A standard survival adventure with mismatched partners and ruthless rivals, only with weird stuff going on and in space.

3 stars

I’d never read any of Andre Norton’s books before, so when I saw a bunch of them on Standard Ebooks, I figured I’d take a look. The first one I read was Star Hunter, which maybe wasn’t the best place to start. It’s mainly an adventure story, a jungle survival trip with ruthless rivals that could just as easily be set in any wilderness area on Earth.

Of the two main characters, one is the tough guy type who runs safaris on alien worlds, and wants to “find” the lost heir to a fortune who had crashed on the planet some time ago. The other is captured and brainwashed into believing he’s the lost heir, then dropped on the planet ahead of the expedition. Things go wrong, adventure ensues.

But the adventure isn’t really satisfying. Even when weird things start happening because it’s an alien planet, they’re never really addressed …

Star Born (Pax /Astra Book 2) (EBook, 2019, Standard Ebooks) 5 stars

When the oppressive global dictatorship of Pax took over Earth they put a stop to …

Adventure with humans caught on opposite sides of an alien world's post-war struggles.

5 stars

I enjoyed Star Born a lot more than Star Hunter. The main characters are more interesting, the world is more fleshed out and has more to do with the story itself, and the story actually has a point to it beyond “cool stuff happens!”

Again there are two main characters: one the descendant of humans who fled an oppressive Earth decades ago and were stranded on another world. The other, a member of a modern survey team from a freer Earth. The colonists befriended an ocean-dwelling species that helped them survive, but the survey team is focused on the cities built by the planet’s other intelligent species, one that looks more human and has more complex technology, but is far more brutal and warlike than the mer-people.

On one level it’s an adventure: the human born on this world is going through a rite of passage with his best friend …

A Pocket Guide to Pigeon Watching (2021, Workman Publishing Company) 4 stars

Part field guide, part history, part ornithology primer, and altogether fun.

Fact: Pigeons are amazing, …

A fast, funny, informative read about, well, pigeons

5 stars

A fast, funny, informative read about, well, pigeons (and to some extent other birds). Readers of the author’s webcomic about nature, Bird and Moon, will recognize the quirky humor and the drawing style of the illustrations.

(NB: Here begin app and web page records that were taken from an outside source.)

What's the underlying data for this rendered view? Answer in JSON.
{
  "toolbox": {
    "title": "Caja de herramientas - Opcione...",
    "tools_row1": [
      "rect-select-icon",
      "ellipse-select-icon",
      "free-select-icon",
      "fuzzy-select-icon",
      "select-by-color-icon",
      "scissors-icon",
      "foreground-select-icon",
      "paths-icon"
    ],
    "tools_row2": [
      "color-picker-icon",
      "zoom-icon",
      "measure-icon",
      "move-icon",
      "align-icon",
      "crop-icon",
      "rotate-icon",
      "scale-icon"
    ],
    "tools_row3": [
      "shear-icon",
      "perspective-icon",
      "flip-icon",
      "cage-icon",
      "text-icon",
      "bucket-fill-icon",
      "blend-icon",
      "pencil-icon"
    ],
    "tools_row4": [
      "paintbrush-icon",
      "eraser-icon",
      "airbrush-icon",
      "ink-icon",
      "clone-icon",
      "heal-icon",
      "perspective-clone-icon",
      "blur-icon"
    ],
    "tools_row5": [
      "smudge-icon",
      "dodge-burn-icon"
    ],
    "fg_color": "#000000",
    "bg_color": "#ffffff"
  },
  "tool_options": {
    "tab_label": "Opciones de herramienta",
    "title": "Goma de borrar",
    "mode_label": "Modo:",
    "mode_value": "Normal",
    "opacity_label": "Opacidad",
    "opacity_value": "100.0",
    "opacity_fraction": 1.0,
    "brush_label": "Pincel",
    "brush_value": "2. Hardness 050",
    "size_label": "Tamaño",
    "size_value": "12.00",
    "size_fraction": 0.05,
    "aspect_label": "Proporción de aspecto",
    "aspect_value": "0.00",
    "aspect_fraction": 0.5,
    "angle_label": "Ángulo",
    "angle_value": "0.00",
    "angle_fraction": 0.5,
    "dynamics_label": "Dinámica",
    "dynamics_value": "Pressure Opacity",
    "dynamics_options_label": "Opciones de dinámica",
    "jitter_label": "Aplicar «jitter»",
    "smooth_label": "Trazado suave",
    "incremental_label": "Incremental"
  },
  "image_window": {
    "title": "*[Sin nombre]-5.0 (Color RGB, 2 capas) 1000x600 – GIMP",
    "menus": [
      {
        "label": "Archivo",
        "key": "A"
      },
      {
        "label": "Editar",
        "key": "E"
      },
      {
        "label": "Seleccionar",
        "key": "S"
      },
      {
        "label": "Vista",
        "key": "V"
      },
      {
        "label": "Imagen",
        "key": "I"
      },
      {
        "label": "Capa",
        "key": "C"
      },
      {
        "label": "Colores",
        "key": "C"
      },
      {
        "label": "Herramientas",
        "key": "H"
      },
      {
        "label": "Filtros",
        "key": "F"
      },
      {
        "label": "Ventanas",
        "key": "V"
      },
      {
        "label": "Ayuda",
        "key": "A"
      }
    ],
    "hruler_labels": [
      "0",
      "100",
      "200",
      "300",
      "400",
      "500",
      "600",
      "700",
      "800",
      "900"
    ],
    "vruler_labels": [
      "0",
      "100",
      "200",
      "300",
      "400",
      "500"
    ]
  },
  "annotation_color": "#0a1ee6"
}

You might think pigeons are boring because they’re so common, but they can be as interesting as any other bird once you start looking. And because they’re found everywhere humans live (there’s a reason for that), anyone can go out and start looking in the real world for the patterns and behaviors described.

The irreverent but enthusiastic style draws you in as the book runs through the long history of pigeons and humans. We’ve bred them for messaging, food, chemistry and as pets since ancient times, and the common pigeons seen today are descended from domestic pigeons that have escaped over the years. It continues through an overview of pigeon anatomy, what types of …